In the middle of our conversation, Mandi opened her Bible to Matthew 10:1-2
He called his twelve disciples to him and gave them authority to drive out evil spirits and to heal every disease and sickness.
These are the names of the twelve apostles: first, Simon (who is called Peter) and his brother Andrew; James son of Zebedee, and his brother John; Philip and Bartholomew; Thomas and Matthew the tax collector; James son of Alphaeus, and Thaddaeus; Simon the Zealot and Judas Iscariot, who betrayed him.
Did you catch that switch? In the first part, they are called disciples but in the second part they are called apostles. So we looked up the two words. Turns out the root word of “disciple” means “to learn.” The word “apostle” means basically “one who has been sent on a particular mission.” All their learning from Jesus wasn’t just for their own benefit.

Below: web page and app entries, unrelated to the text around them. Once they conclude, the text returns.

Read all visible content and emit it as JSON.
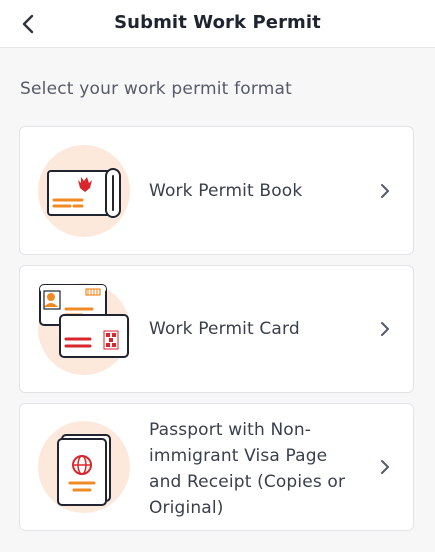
{
  "header": {
    "title": "Submit Work Permit",
    "back_icon": "chevron-left-icon"
  },
  "subtitle": "Select your work permit format",
  "options": [
    {
      "label": "Work Permit Book",
      "icon": "work-permit-book-icon"
    },
    {
      "label": "Work Permit Card",
      "icon": "work-permit-card-icon"
    },
    {
      "label": "Passport with Non-immigrant Visa Page and Receipt (Copies or Original)",
      "icon": "passport-icon"
    }
  ],
  "colors": {
    "accent_orange": "#f08a24",
    "accent_red": "#d9262c",
    "icon_background": "#fde9dc",
    "outline": "#1f2430"
  }
}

He taught them and then gave them His authority and they were sent on their mission. We have been given that same authority and mission.
And as Mandi and I are talking through this, I look up and there looking into the window of the coffee shop is…

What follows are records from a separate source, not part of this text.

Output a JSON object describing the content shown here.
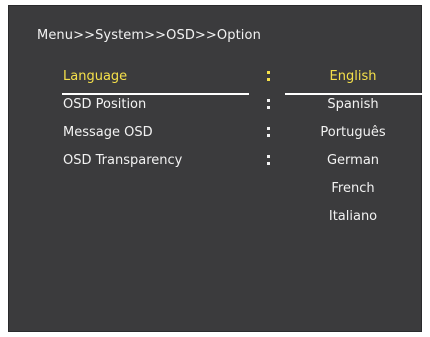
{
  "osd": {
    "breadcrumb": "Menu>>System>>OSD>>Option",
    "options": [
      {
        "label": "Language"
      },
      {
        "label": "OSD Position"
      },
      {
        "label": "Message OSD"
      },
      {
        "label": "OSD Transparency"
      }
    ],
    "selected_option": "Language",
    "values": [
      {
        "label": "English"
      },
      {
        "label": "Spanish"
      },
      {
        "label": "Português"
      },
      {
        "label": "German"
      },
      {
        "label": "French"
      },
      {
        "label": "Italiano"
      }
    ],
    "selected_value": "English"
  },
  "colors": {
    "background": "#3b3b3d",
    "text": "#f2f2f2",
    "highlight": "#f5e04a",
    "underline": "#ffffff"
  }
}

A real live, flesh and blood sheep, ya’ll.
At first I was as little concerned about what might have been in my coffee, so I was somewhat relieved when Mandi and the other handful of folks there saw it too.

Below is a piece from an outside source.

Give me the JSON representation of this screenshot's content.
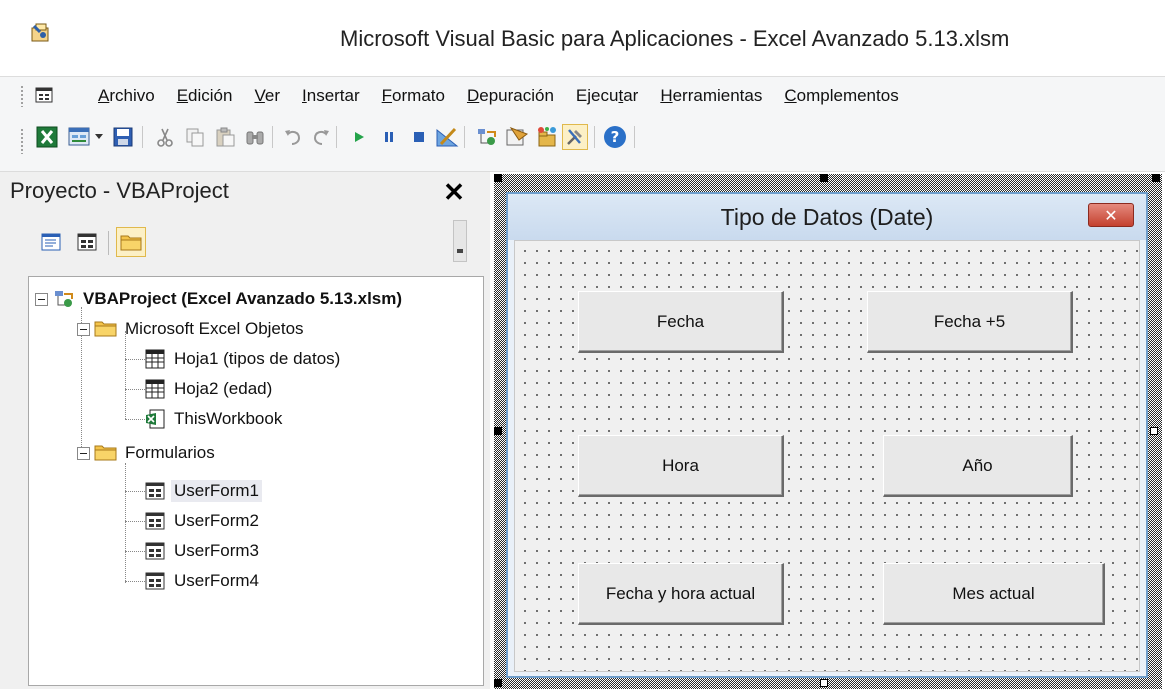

And this sheep was scared. I could see it shaking. It ran into the corner out on the patio area and then darted back to the door and back to the patio again. When a couple of folks walked outside to get a closer look, the sheep ran off…by way of the drive-thru. Insane I tell you.
But here’s where the really crazy part comes in. Yes, I know the sheep at the Coffee Shack is crazy enough but hang onto your hat…
The sheep had a yellow tag in it’s ear with the number 102.
Remember we’d just read the first two verses of Chapter 10 of Matthew about five minutes before the sheep showed up? I guess when God wants to drive a point home…
So, although I’m sure I’ll be thinking on this one for a while, here’s what I’ve gleaned from all this so far:
1. There is a time to learn, and a time to use what you’ve learned. We need to study the Word and spend time with the Father in order to learn, but at some point the time comes for us to go and tell what we’ve learned to someone else. We are not just called…we are also sent.
2. We all need a Savior and although ultimately the choice is ours, God’s heart is to be reconciled with all of mankind. There is none too far gone for His grace, no heart too black to be washed white as snow by the blood of Christ.
3. Sheep are fast.
4. God is an incredibly amazing God who uses the craziest things to get our attention sometimes.
As “sent ones,” we’ve got places to go and people to see. God is too good, His Word is too alive, His grace too abundant for us not to tell others about Him. He is the Overcomer in the face of addiction, the Mighty One who tears down strongholds, the Redeemer who takes our broken mess and breathes new life into us.
Check out this quote from Hartley’s “Researches in Greece and the Levant”:
“Having had my attention directed last night to the words in John 10:3 I asked my man if it was usual in Greece to give names to the sheep. He informed me that it was, and that the sheep obeyed the shepherd when he called them by their names. This morning I had an opportunity of verifying the truth of this remark. Passing by a flock of sheep I asked the shepherd the same question which I had put to the servant, and he gave me the same answer. I then had him call one of his sheep. He did so, and it instantly left its pasturage and its companions and ran up to the hands of the shepherd with signs of pleasure and with a prompt obedience which I had never before observed in any other animal. It is also true in this country that a stranger will they not follow, but will flee from him. The shepherd told me that many of his sheep were still wild, that they had not yet learned their names, but that by teaching them they would all learn them.“
My post-sheep-sighting prayer would be that you and I would never get tired of teaching others about the goodness of the Lord, of showing His love and compassion to others, of telling the lost sheep about the Shepherd. We all had to learn our name sometime.